But how dark will the future days be for HCP? At least that's the question that I get from many readers wanting to know if there will be more pain, before the gain. Let's take a look at the performance of HCP shares since my last article:
As you can, HCP has traded relatively flat since mid-July.
Could there be more pain coming?
A Bigger Cut Than Expected
HCP has said that the spin-co REIT, Quality Care Properties (NYSE:QCP), will start out with a low to modest dividend that would be healthy based on the company's underlying cash flow. However, we suspect that HCP's dividend cut will be more than the spin-off of QCP but possibly another 40% rent cut related to rent reduction of ManorCare.
In other words, HCP's dividend payout being lowered from $2.30 to around $1.94 per share. John Kim with BMO Research explains,
Based on a 40% rent cut and more conservative payout ratio at QCP, we estimate that HCP and QCP, in the aggregate, would cut the dividend approximately 15.7% from its current level.
But Kim points out something interesting,
HCP has already significantly underperformed despite the impending rent and dividend cut as it returned 1.2% and 20.5% over the past 3 and 6 months vs. the RMZ return of 2.1% and 8.2%.
More interesting however is what Kim refers to as "induced indiscriminate selling" as he explains,
Given HCP's large weighting in a number of income-oriented ETFs we believe a cut may induce indiscriminate selling at the ETF level. Additionally, as HCP's dividend will be reduced, it is likely that any dividend aristocrat ETFs will have to sell its entire stake in HCP as opposed to just reducing it. For example, HCP is the largest position in the Spider S&P Dividend ETF (NYSEARCA:SDY) accounting for 2.71% of the ETF, which amounts to $403 million.
Once HCP's dividend yield is reduced from 5.9% post-spin, this ETF will be forced to sell its entire stake.
In other words, we have more reasons to maintain our current HOLD as it relates to HCP shares.
The Latest Results
HCP reported higher second-quarter FFO and cash net operating income on a same property performance basis compared to a year ago. It also lowered its full-year FFO-per-share guidance.
Second-quarter FFO applicable to common shares came to $336.7 million, or 71 cents per share, compared to $305.5 million, or 65 cents per share, in the second quarter of 2015. FFO as adjusted applicable to common shares was lower year over year, totaling $351.4 million, or 74 cents per share, compared to $368.5 million, or 79 cents per share.
The 2015 second quarter included, among other things, an impairment related to the company's Four Seasons Health Care senior unsecured notes and a severance-related charge, while the 2016 quarter included transaction-related and other items.
Cash NOI on a same property performance basis was up 4.0% and 4.4% excluding the assets going into QCP (said the spinoff is slated to be completed in the fourth quarter).
Looking ahead, HCP expects FFO per share for 2016 to range between $2.72 and $2.78, lower than the range of $2.76 to $2.82 provided with its first-quarter results.

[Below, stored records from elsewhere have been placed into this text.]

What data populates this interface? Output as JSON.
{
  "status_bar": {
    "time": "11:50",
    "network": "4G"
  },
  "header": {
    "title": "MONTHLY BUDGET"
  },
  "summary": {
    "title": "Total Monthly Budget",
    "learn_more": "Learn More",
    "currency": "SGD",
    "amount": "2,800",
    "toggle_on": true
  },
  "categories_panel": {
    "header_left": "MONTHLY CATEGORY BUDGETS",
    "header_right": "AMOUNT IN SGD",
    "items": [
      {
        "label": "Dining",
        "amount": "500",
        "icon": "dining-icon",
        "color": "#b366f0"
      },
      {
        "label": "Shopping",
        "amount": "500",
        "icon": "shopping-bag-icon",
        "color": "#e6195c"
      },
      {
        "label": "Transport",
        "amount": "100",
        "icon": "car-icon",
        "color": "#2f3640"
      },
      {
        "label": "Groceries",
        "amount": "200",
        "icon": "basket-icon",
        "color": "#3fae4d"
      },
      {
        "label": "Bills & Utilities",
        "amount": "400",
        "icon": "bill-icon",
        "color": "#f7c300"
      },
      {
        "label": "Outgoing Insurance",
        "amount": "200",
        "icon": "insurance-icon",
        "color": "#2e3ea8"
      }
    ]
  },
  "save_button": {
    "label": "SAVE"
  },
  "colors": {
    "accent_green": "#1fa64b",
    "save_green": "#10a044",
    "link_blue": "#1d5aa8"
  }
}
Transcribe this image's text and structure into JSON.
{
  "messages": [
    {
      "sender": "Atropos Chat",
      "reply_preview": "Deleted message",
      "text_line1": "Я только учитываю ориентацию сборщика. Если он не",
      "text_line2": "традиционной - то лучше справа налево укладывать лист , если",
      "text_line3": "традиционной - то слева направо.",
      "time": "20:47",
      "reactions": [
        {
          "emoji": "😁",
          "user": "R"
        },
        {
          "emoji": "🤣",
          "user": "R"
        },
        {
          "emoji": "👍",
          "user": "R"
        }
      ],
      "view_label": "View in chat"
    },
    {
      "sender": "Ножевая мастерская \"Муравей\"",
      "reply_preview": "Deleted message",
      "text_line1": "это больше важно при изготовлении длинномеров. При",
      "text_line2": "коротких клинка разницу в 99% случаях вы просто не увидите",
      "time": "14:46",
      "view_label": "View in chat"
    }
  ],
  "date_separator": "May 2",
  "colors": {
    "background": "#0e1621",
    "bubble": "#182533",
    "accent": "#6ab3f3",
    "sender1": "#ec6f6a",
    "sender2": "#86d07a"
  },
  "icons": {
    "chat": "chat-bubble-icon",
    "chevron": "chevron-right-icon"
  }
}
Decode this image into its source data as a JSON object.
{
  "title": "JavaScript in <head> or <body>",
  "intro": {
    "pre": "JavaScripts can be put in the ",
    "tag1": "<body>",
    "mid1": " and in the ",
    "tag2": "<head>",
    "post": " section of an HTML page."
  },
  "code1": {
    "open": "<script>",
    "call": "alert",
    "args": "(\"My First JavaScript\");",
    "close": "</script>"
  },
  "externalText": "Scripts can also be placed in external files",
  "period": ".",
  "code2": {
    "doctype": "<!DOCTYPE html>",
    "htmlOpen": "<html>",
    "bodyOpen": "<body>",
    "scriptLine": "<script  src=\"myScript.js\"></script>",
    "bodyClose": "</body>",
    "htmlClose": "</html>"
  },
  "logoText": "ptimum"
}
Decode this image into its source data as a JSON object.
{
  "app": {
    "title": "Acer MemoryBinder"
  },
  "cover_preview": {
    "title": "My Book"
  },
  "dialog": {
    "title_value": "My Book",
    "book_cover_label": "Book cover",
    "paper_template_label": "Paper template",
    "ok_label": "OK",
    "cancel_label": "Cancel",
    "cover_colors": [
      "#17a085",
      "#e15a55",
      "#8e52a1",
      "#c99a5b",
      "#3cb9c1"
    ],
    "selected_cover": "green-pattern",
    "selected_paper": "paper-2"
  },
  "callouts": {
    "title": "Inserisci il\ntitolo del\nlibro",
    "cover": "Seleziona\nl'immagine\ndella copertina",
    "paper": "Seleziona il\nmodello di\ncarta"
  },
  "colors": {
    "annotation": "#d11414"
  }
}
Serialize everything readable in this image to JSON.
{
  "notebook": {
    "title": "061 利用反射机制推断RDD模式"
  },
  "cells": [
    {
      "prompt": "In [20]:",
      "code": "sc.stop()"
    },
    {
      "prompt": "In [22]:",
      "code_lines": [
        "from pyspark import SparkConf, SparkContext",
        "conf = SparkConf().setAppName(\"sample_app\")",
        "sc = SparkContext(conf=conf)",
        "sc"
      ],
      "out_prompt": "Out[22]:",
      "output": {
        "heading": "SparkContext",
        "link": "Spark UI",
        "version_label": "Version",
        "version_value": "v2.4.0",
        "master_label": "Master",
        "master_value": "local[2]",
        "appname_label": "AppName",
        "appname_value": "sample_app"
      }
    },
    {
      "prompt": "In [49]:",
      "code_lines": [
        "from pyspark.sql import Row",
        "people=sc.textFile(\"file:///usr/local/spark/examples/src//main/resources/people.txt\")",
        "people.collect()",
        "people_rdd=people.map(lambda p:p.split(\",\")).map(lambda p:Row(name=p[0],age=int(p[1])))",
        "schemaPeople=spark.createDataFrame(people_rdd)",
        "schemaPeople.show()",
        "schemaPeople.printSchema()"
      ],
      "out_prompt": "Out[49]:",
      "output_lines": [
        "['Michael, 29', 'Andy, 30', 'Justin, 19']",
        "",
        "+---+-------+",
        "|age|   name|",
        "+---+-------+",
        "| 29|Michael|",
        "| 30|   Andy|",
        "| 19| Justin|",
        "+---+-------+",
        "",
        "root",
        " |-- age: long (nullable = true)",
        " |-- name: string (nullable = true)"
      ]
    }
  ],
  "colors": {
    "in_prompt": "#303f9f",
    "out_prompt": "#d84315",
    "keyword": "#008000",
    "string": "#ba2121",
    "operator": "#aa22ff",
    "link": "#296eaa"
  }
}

It expects FFO as adjusted per share to range between $2.83 and $2.89.
Author's Note: Brad Thomas is a Wall Street writer, and that means he is not always right with his predictions or recommendations. That also applies to his grammar. Please excuse any typos, and I assure you that he will do his best to correct any errors, if they are overlooked.

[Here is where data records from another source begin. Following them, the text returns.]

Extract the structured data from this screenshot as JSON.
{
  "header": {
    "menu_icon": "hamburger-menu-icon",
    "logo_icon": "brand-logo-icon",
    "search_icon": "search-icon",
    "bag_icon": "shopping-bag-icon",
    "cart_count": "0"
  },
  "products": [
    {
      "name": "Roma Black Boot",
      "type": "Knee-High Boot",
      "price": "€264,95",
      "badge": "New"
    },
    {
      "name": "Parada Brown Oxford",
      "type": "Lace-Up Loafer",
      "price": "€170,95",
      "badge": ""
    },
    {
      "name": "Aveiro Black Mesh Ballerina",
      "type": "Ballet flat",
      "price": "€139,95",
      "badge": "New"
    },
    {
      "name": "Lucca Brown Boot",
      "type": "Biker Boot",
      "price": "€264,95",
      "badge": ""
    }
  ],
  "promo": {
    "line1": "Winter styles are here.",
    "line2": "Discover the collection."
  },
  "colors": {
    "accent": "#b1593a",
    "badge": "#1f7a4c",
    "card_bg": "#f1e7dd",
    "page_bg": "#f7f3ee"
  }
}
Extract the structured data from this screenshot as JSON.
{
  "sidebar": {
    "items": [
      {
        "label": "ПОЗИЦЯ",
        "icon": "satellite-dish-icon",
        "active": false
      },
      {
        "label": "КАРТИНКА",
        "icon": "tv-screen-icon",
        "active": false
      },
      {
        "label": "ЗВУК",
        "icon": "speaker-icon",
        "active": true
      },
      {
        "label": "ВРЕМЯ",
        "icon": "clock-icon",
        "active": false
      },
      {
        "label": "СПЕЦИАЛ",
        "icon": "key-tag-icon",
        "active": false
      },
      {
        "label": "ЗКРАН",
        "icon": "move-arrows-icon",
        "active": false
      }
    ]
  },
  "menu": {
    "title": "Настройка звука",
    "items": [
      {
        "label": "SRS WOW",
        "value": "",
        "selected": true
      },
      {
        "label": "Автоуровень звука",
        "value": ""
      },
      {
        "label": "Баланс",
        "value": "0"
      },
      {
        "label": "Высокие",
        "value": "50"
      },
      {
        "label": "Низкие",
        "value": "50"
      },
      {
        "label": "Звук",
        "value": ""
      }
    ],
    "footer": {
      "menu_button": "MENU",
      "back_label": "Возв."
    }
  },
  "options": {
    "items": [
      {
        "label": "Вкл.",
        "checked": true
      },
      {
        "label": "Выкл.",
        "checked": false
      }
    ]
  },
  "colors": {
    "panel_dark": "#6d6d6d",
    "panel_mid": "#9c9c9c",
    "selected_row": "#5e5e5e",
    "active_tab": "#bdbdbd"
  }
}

Finally, this article is free, and the sole purpose for writing it is to assist with research (Thomas is the editor of a newsletter, Forbes Real Estate Investor), while also providing a forum for second-level thinking. If you have not followed him, please take 5 seconds and click his name above (top of the page).

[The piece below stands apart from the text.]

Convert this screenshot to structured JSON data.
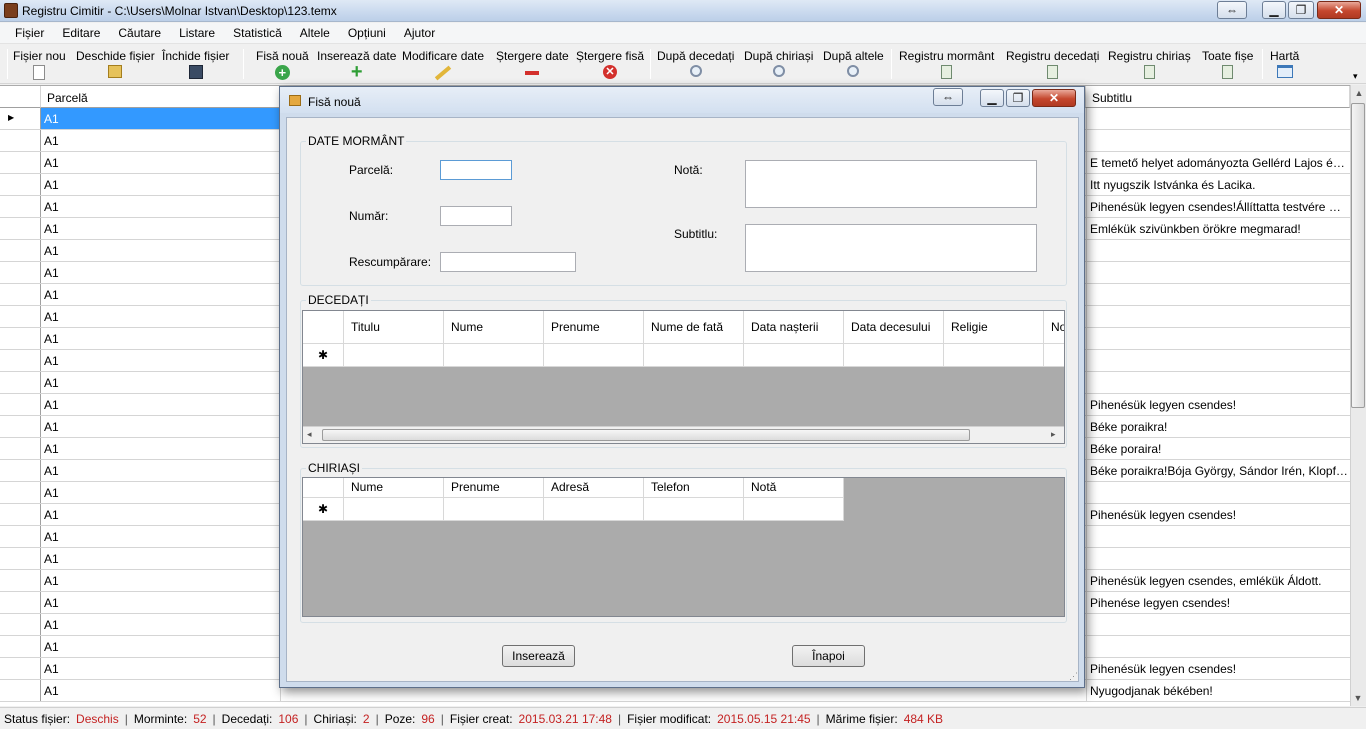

Sources: S&P Global Market Intelligence, HCP Filings, and BMO Research.
Disclaimer: This article is intended to provide information to interested parties. As I have no knowledge of individual investor circumstances, goals and/or portfolio concentration or diversification, readers are expected to complete their own due diligence before purchasing any stocks mentioned or recommended.
Disclosure: I am/we are long O, DLR, VTR, HTA , STAG, GPT, ROIC, HCN, OHI, LXP, KIM, WPC, DOC, EXR, MYCC, TCO, SKT, UBA, STWD, CONE, BRX, CLDT, HST, APTS, FPI, CORR, NHI, CCP, CTRE, WPG, KRG, SNR, LADR, PEB, BXMT, IRM, CIO, LTC, DEA, NSA, HASI.
I wrote this article myself, and it expresses my own opinions. I am not receiving compensation for it (other than from Seeking Alpha). I have no business relationship with any company whose stock is mentioned in this article.